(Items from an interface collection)
· · · ·
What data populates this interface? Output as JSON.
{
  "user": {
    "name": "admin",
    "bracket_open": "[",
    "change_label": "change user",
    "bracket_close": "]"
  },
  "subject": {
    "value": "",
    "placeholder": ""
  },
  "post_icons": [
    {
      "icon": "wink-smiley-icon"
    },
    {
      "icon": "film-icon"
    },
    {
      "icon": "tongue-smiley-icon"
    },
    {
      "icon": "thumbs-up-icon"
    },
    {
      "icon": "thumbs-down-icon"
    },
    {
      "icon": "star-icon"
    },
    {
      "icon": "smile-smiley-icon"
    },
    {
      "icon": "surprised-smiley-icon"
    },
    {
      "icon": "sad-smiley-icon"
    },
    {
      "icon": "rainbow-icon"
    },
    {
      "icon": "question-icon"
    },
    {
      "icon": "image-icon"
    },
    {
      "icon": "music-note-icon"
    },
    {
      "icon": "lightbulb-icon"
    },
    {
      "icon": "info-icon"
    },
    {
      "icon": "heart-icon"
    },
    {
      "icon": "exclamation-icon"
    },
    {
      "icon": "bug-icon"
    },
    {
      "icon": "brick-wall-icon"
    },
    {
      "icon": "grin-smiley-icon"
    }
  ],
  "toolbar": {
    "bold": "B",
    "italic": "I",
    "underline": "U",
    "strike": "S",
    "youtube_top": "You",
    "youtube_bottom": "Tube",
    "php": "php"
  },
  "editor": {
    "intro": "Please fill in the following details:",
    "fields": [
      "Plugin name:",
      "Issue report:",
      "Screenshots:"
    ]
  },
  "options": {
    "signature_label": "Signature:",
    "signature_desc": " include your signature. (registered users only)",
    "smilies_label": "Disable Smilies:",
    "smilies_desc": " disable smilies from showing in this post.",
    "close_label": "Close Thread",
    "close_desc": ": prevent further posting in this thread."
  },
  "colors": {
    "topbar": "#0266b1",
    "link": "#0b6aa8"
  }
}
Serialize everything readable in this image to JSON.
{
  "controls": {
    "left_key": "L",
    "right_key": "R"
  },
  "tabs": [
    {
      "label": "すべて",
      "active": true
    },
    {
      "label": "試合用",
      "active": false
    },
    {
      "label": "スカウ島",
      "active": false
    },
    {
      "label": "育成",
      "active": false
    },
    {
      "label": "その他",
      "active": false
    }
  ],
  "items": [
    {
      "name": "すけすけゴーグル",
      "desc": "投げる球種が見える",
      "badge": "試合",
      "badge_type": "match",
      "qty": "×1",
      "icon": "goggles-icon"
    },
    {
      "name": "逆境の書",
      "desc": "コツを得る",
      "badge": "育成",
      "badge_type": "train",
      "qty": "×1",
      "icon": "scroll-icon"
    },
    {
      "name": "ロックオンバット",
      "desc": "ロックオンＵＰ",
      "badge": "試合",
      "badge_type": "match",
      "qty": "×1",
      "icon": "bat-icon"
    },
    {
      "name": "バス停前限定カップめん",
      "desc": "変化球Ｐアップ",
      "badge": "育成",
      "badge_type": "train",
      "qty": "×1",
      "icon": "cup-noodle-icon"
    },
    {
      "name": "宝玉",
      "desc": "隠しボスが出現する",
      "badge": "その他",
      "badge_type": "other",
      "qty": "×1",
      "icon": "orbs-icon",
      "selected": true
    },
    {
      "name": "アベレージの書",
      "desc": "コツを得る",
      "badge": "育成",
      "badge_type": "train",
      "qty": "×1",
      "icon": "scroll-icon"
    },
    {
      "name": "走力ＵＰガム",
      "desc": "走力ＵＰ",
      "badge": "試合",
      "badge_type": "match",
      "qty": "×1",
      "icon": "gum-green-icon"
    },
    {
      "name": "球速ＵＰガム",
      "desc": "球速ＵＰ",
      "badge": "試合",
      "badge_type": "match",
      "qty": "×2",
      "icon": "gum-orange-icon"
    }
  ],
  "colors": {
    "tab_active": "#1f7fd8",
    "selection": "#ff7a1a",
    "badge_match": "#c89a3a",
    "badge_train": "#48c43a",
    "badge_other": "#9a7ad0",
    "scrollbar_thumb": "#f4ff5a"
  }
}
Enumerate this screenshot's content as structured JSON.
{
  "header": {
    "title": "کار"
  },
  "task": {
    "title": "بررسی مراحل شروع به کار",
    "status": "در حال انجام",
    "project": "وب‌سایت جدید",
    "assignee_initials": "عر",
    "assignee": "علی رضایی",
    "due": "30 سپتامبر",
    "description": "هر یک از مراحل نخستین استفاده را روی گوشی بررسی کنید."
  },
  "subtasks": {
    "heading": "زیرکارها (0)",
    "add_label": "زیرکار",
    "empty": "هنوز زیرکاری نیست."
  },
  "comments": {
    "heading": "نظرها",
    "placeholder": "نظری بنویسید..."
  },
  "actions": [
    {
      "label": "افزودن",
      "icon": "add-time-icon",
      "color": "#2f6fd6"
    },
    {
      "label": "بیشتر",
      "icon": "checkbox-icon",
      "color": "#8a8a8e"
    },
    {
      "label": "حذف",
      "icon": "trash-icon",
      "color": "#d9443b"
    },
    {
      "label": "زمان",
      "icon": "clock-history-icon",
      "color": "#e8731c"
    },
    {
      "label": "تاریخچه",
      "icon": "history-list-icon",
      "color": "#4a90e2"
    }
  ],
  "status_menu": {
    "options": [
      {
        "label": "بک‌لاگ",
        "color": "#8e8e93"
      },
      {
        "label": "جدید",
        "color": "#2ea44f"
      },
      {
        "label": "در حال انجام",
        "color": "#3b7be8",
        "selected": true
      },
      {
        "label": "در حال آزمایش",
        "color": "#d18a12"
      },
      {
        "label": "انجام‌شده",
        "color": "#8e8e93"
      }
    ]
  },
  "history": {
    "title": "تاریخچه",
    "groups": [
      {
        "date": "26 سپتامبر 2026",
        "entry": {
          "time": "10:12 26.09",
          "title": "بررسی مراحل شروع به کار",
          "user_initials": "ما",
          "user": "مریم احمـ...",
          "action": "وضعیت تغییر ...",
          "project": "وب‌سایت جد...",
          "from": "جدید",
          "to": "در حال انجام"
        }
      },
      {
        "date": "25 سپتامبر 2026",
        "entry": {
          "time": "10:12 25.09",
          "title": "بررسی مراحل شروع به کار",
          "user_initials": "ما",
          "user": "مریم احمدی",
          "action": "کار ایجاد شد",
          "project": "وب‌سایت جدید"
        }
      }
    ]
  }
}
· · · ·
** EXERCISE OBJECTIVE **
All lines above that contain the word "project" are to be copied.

** RESULT FOR THIS TASK **
    "project": "وب‌سایت جدید",
          "project": "وب‌سایت جد...",
          "project": "وب‌سایت جدید"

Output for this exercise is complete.